** Opening Extracted entries block **
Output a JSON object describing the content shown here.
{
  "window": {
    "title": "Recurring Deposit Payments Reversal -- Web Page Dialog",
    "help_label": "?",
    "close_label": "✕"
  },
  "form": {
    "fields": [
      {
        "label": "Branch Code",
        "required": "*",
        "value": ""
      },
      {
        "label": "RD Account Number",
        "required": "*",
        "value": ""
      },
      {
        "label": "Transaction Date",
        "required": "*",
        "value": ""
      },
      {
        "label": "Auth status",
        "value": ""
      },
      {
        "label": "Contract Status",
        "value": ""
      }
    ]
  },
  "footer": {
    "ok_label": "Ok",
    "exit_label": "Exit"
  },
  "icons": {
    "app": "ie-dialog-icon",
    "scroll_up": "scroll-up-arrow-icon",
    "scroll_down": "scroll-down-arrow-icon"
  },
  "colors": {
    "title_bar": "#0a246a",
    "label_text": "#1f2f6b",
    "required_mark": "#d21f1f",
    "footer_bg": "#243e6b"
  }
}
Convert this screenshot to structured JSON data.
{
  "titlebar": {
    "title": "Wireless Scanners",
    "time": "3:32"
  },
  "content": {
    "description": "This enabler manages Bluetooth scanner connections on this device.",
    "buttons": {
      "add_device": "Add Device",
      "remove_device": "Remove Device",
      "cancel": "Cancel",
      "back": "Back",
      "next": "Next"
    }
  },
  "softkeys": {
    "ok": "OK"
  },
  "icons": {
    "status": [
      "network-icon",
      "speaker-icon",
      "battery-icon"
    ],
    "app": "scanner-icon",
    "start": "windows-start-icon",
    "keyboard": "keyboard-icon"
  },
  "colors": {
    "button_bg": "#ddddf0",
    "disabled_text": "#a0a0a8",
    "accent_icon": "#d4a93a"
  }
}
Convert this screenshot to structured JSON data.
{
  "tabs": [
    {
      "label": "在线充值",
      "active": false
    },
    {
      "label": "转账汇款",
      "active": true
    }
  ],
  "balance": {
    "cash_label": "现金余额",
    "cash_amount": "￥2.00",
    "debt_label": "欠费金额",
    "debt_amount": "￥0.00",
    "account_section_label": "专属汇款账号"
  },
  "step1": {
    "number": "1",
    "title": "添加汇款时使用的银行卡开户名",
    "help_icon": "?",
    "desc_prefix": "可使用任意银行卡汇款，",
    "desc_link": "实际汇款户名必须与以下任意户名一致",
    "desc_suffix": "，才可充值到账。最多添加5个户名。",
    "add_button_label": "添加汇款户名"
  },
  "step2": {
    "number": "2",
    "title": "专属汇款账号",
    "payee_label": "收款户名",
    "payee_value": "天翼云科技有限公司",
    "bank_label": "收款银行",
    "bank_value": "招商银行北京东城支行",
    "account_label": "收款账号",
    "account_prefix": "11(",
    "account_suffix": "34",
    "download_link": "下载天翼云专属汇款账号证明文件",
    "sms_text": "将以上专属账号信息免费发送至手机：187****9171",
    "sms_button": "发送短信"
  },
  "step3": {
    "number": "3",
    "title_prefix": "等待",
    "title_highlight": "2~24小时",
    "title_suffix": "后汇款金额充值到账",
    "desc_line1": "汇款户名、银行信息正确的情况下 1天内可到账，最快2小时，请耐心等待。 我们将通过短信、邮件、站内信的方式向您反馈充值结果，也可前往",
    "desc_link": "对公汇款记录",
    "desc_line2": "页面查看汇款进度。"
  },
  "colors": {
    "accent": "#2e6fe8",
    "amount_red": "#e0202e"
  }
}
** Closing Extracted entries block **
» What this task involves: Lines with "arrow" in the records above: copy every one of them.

» Exercise solution:
    "scroll_up": "scroll-up-arrow-icon",
    "scroll_down": "scroll-down-arrow-icon"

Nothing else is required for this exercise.